◆ What to work on
Please retype the whole listing so that it matches the original exactly.

◆ Data to process
»»

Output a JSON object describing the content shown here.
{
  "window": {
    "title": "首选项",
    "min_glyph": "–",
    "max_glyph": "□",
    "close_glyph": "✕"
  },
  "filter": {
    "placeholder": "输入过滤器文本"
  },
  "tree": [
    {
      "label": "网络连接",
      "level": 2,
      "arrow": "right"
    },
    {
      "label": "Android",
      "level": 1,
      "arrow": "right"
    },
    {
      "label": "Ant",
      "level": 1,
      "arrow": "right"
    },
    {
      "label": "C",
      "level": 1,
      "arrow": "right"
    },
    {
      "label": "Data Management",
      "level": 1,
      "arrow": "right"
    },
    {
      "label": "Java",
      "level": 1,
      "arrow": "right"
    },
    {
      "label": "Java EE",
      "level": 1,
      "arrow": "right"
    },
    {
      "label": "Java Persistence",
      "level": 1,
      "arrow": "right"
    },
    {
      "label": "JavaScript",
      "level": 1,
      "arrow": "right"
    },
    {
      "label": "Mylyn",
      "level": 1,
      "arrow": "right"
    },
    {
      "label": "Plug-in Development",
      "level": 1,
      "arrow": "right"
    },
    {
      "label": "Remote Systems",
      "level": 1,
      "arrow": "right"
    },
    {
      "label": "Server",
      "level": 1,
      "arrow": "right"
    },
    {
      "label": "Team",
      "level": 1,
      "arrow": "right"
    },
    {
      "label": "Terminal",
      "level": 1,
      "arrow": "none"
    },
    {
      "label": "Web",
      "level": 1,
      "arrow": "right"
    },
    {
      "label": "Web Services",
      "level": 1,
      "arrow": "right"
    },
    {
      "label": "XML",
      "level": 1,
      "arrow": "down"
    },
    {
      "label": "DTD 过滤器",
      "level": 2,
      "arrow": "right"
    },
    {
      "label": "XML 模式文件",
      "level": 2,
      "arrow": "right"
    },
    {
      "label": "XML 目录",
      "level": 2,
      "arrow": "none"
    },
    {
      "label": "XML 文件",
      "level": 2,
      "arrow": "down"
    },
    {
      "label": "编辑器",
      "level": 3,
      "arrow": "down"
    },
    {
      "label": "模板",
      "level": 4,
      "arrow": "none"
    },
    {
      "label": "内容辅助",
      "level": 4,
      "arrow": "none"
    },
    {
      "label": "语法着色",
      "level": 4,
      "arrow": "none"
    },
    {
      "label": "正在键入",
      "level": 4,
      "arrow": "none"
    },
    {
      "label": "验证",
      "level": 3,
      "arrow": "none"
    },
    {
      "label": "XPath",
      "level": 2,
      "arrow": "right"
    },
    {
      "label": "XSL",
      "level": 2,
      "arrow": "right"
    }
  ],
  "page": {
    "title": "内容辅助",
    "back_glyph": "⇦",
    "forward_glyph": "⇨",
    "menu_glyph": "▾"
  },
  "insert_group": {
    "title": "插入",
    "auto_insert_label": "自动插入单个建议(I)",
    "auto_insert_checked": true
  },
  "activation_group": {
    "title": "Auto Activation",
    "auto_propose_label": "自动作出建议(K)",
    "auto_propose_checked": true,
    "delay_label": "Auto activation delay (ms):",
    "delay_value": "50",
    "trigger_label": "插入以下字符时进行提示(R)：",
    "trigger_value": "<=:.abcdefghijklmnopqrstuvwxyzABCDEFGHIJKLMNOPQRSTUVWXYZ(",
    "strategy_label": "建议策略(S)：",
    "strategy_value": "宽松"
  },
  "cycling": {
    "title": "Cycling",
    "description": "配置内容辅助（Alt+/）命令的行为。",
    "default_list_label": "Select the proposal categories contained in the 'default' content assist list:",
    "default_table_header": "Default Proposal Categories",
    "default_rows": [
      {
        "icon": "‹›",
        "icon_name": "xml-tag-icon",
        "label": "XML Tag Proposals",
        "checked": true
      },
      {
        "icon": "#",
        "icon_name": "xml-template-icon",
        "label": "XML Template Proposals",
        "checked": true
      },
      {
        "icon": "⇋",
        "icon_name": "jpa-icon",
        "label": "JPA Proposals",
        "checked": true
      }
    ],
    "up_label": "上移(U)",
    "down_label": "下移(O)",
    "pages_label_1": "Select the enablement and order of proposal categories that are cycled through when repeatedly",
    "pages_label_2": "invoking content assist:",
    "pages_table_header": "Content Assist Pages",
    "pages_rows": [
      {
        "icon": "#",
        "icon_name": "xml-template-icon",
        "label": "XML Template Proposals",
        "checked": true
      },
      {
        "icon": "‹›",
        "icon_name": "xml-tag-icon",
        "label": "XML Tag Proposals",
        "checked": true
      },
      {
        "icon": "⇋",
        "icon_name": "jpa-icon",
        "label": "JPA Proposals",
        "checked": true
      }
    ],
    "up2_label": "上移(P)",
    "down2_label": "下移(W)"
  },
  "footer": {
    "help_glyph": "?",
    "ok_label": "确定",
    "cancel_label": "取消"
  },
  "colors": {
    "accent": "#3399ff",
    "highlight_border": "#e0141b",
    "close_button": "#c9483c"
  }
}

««

◆ Solution to this exercise
Output a JSON object describing the content shown here.
{
  "window": {
    "title": "首选项",
    "min_glyph": "–",
    "max_glyph": "□",
    "close_glyph": "✕"
  },
  "filter": {
    "placeholder": "输入过滤器文本"
  },
  "tree": [
    {
      "label": "网络连接",
      "level": 2,
      "arrow": "right"
    },
    {
      "label": "Android",
      "level": 1,
      "arrow": "right"
    },
    {
      "label": "Ant",
      "level": 1,
      "arrow": "right"
    },
    {
      "label": "C",
      "level": 1,
      "arrow": "right"
    },
    {
      "label": "Data Management",
      "level": 1,
      "arrow": "right"
    },
    {
      "label": "Java",
      "level": 1,
      "arrow": "right"
    },
    {
      "label": "Java EE",
      "level": 1,
      "arrow": "right"
    },
    {
      "label": "Java Persistence",
      "level": 1,
      "arrow": "right"
    },
    {
      "label": "JavaScript",
      "level": 1,
      "arrow": "right"
    },
    {
      "label": "Mylyn",
      "level": 1,
      "arrow": "right"
    },
    {
      "label": "Plug-in Development",
      "level": 1,
      "arrow": "right"
    },
    {
      "label": "Remote Systems",
      "level": 1,
      "arrow": "right"
    },
    {
      "label": "Server",
      "level": 1,
      "arrow": "right"
    },
    {
      "label": "Team",
      "level": 1,
      "arrow": "right"
    },
    {
      "label": "Terminal",
      "level": 1,
      "arrow": "none"
    },
    {
      "label": "Web",
      "level": 1,
      "arrow": "right"
    },
    {
      "label": "Web Services",
      "level": 1,
      "arrow": "right"
    },
    {
      "label": "XML",
      "level": 1,
      "arrow": "down"
    },
    {
      "label": "DTD 过滤器",
      "level": 2,
      "arrow": "right"
    },
    {
      "label": "XML 模式文件",
      "level": 2,
      "arrow": "right"
    },
    {
      "label": "XML 目录",
      "level": 2,
      "arrow": "none"
    },
    {
      "label": "XML 文件",
      "level": 2,
      "arrow": "down"
    },
    {
      "label": "编辑器",
      "level": 3,
      "arrow": "down"
    },
    {
      "label": "模板",
      "level": 4,
      "arrow": "none"
    },
    {
      "label": "内容辅助",
      "level": 4,
      "arrow": "none"
    },
    {
      "label": "语法着色",
      "level": 4,
      "arrow": "none"
    },
    {
      "label": "正在键入",
      "level": 4,
      "arrow": "none"
    },
    {
      "label": "验证",
      "level": 3,
      "arrow": "none"
    },
    {
      "label": "XPath",
      "level": 2,
      "arrow": "right"
    },
    {
      "label": "XSL",
      "level": 2,
      "arrow": "right"
    }
  ],
  "page": {
    "title": "内容辅助",
    "back_glyph": "⇦",
    "forward_glyph": "⇨",
    "menu_glyph": "▾"
  },
  "insert_group": {
    "title": "插入",
    "auto_insert_label": "自动插入单个建议(I)",
    "auto_insert_checked": true
  },
  "activation_group": {
    "title": "Auto Activation",
    "auto_propose_label": "自动作出建议(K)",
    "auto_propose_checked": true,
    "delay_label": "Auto activation delay (ms):",
    "delay_value": "50",
    "trigger_label": "插入以下字符时进行提示(R)：",
    "trigger_value": "<=:.abcdefghijklmnopqrstuvwxyzABCDEFGHIJKLMNOPQRSTUVWXYZ(",
    "strategy_label": "建议策略(S)：",
    "strategy_value": "宽松"
  },
  "cycling": {
    "title": "Cycling",
    "description": "配置内容辅助（Alt+/）命令的行为。",
    "default_list_label": "Select the proposal categories contained in the 'default' content assist list:",
    "default_table_header": "Default Proposal Categories",
    "default_rows": [
      {
        "icon": "‹›",
        "icon_name": "xml-tag-icon",
        "label": "XML Tag Proposals",
        "checked": true
      },
      {
        "icon": "#",
        "icon_name": "xml-template-icon",
        "label": "XML Template Proposals",
        "checked": true
      },
      {
        "icon": "⇋",
        "icon_name": "jpa-icon",
        "label": "JPA Proposals",
        "checked": true
      }
    ],
    "up_label": "上移(U)",
    "down_label": "下移(O)",
    "pages_label_1": "Select the enablement and order of proposal categories that are cycled through when repeatedly",
    "pages_label_2": "invoking content assist:",
    "pages_table_header": "Content Assist Pages",
    "pages_rows": [
      {
        "icon": "#",
        "icon_name": "xml-template-icon",
        "label": "XML Template Proposals",
        "checked": true
      },
      {
        "icon": "‹›",
        "icon_name": "xml-tag-icon",
        "label": "XML Tag Proposals",
        "checked": true
      },
      {
        "icon": "⇋",
        "icon_name": "jpa-icon",
        "label": "JPA Proposals",
        "checked": true
      }
    ],
    "up2_label": "上移(P)",
    "down2_label": "下移(W)"
  },
  "footer": {
    "help_glyph": "?",
    "ok_label": "确定",
    "cancel_label": "取消"
  },
  "colors": {
    "accent": "#3399ff",
    "highlight_border": "#e0141b",
    "close_button": "#c9483c"
  }
}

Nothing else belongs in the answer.